Bonnie Marion

R&D Lead

Based in Colorado Springs, CO, USA


Proactive Particle Control in UPW

How to manage particles in a UPW System? 
If you are involved in ultrapure water (UPW) technology as a UPW user, system operator, or supplier you should/must be interested in particle control. The International Roadmap for Devices and Systems (IRDS) and the industry in general recognizes that particles are potentially among the most critical factors for defects generated within UPW system, even more so for leading edge semiconductor technology. As microchip geometries move towards close-to-atomic scale, the critical or killer particle size (currently ~3.5 nm as defined by IRDS) has become smaller than the capability of advanced measurement techniques. This situation has been true in UPW for nearly a decade, with particle metrology suppliers investing in closing the gap, while the gap has only been increasing. The presence of dissolved particle precursors (defined as dissolved high molecular weight polymers) makes this even more of a challenge, because UPW systems were not designed to treat or prevent the release of particle precursors. 

What makes particles so difficult to control? 
Metrology: No widely available metrology exists to monitor sub-10 nm particles. 
Filter Performance: Filtration capability at the killer particle size is marginal. 
Particle Precursors: Dissolved high molecular weight polymers may become killer particles when they attach to the wafer and the water dries out. 
High Purity Materials: High purity materials, such as filters and ion exchange resin, shed significant number of particles at killer sizes and larger. 
Controlling Colloidal Silica: Colloidal Silica needs to be controlled. It is commonly present in UPW and very difficult to detect with existing measurement technologies. It is most difficult to maintain with current filtration processes. 

What can I do about it? 
Particles represent a huge risk to yield. The IRDS recently proposed a new proactive approach to deal with these technological gaps and associated risks, as opposed to traditional reactive strategies. The IRDS helps to drive development and updates to standards published by the SEMI organization. SEMI standards are considered a go-to reference for quality control and performance in the industry. SEMI Task Forces coordinate synchronization between IRDS, which defines advanced technology needs, and solutions that SEMI standards can enable.

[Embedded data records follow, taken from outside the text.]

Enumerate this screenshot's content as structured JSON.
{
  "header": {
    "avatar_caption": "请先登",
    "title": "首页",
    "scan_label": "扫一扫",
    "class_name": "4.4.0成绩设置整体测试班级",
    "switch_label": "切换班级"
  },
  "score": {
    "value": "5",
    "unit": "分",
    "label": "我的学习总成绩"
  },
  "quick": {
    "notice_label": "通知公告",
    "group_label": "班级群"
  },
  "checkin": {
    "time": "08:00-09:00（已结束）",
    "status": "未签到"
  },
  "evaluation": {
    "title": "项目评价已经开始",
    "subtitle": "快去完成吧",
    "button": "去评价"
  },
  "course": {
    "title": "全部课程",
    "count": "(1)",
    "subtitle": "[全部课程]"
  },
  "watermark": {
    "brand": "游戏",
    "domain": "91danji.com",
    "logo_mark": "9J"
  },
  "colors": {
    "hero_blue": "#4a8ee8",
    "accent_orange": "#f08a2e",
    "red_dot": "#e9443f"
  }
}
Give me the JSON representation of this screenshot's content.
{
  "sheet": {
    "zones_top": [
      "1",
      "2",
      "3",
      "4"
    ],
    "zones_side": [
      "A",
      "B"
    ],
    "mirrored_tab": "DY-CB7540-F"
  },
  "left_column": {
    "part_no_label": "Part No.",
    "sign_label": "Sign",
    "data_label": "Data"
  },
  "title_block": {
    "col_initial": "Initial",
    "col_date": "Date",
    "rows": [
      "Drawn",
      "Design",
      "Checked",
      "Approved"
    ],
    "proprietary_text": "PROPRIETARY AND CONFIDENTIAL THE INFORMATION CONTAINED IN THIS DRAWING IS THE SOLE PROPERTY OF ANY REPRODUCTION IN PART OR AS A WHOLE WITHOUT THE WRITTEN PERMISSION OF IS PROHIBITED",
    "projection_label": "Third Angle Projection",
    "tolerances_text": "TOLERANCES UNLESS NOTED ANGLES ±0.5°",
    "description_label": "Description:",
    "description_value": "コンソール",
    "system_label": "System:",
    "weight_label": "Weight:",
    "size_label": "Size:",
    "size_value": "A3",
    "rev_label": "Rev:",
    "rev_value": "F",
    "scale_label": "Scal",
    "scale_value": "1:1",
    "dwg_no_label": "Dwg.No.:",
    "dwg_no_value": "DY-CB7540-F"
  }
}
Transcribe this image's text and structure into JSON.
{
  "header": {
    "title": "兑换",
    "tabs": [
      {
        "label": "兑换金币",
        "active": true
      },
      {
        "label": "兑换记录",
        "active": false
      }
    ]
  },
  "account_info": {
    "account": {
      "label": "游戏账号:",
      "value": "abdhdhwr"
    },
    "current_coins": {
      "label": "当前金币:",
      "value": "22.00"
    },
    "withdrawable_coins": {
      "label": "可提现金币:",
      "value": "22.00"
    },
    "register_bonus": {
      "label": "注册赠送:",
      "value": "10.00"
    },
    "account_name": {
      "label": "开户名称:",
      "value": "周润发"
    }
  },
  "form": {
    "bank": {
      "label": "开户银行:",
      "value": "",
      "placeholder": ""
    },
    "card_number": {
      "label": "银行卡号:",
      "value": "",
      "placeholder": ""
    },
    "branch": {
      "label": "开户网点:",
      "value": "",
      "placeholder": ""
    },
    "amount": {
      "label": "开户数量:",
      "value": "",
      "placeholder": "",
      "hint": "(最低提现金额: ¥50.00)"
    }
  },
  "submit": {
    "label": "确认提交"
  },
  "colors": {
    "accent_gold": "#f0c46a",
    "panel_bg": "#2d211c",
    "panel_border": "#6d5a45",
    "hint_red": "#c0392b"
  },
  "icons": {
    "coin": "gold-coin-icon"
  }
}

These standards help to drive quality control and continuous technology improvement. 
So which documents among the 1000+ published SEMI standards & safety guidelines are relevant to particles in UPW? 

SEMI.png 109 KB
The listed standards are reviewed in pace with IRDS roadmap updates

A series of three SEMI UPW standards (F61, F63, F75) can be used to provide recommendations for monitoring and controlling quality of UPW from the UPW plant through to the point-of-use (POU). SEMI F63 is the standard defining the quality of UPW for semiconductor manufacturing and can be used to establish performance criteria when purchasing UPW purification equipment, to set the process control parameters for UPW-system operation, and to establish quality expectations for the supplied UPW. SEMI F61 describes the engineering and component requirements for performance of a UPW system used in semiconductor manufacturing, and SEMI F75 describes potential sources of contaminants, their impact on semiconductor manufacturing, and available options for monitoring these contaminants. 

To ensure the best performance and adequate water quality from a UPW system, there is a need to combine the right technologies and processes. UPW technology is mature and has not changed significantly for a long period of time. However, research conducted by IRDS suggests that the higher complexity of advanced semiconductor devices have increasing susceptibility to contaminants that cannot be detected by today’s existing particle metrology. As a result, additional solutions are necessary to address this issue. Those solutions include: a) new technologies, b) new metrology, and c) a new approach to quality assurance/quality control (QA/QC). 

A holistic approach requires the understanding of what needs to be addressed (very small particles and particle precursors). In the category of new technologies, there is a need to develop new materials that will not leach contaminants and filtration technology to remove the smallest particles and particle precursors. Metrology-wise there is a need to develop and qualify more sensitive methods to reliably measure sub-10 nanometer sized particles. For QA/QC processes, it is important to not only have the correct SEMI standards but to inform the industry about the use of these SEMI standards. For example, filter performance (SEMI C79) and ion exchange resin cleanliness standards (SEMI C93) have been in publication for several years, but are still not being extensively used. 

Significant collaborative effort is required to ensure a high yield in advanced semiconductor manufacturing. By using a combined approach to proactive particle control that addresses new technologies, metrology, and QA/QC processes, the industry has the best chance of tackling this substantial challenge. 

SEMI-2.png 94.6 KB
How several of the SEMI high purity materials standards can be used to enable proactive particles control at a fab

If you are looking for additional information about industry roadmap development, or SEMI UPW standards development, please contact Slava Libman, CEO at FTD and UPM Co-Moderator. Click here to contact FTD or UPM.

Bonnie Marion is the R&D Lead for Water Systems at FTD. Her expertise includes water treatment processes and analytical chemistry.